The Impact of Rural Residence on Multiple Hospitalizations in Nursing Facility Residents.
Aged, Health Services for the Aged, Hospitalization, Humans, Logistic Models, Nursing Homes, Quality of Health Care, Rural Population, United States, Cutler Institute, Population Health and Health Policy, USM Aging Initiative, Health and Wellness
PURPOSE: This study explored issues surrounding hospitalization rates among rural and urban nursing facility (NF) residents.
DESIGN AND METHODS: Data from the Minimum Data Set (MDS+) collected by states participating in the national Multi-State Case Mix Demonstration were used to assess whether rural NF residents experience higher rates of hospitalization compared with urban residents and to understand the extent that resident, facility, and market/area characteristics contribute to these differences.
RESULTS: Rural NF residents were more likely than urban residents to have multiple hospitalizations.

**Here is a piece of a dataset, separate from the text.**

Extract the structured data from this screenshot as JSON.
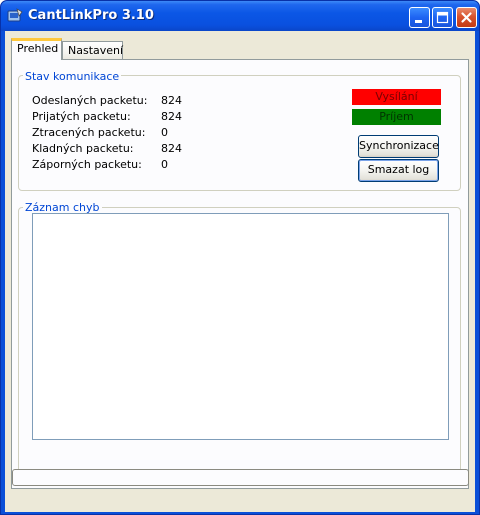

Further analysis demonstrated that the effect of rural residence on the probability of multiple hospitalizations is greater among newly admitted rural residents than among rural residents not classified as new admissions. In addition to rural residence, other factors associated with an increased likelihood of multiple hospitalizations included state of residence, diagnosis of congestive heart failure, and no discharge planned at the time of NF admission.
IMPLICATIONS: The findings of this study have important implications for both clinical care and health policy related to the financing and administration of NFs.
Coburn, A. F., Keith, R. G., & Bolda, E. J. (2002). The impact of rural residence on multiple hospitalizations in nursing facility residents. Gerontologist, 42(5), 661-666.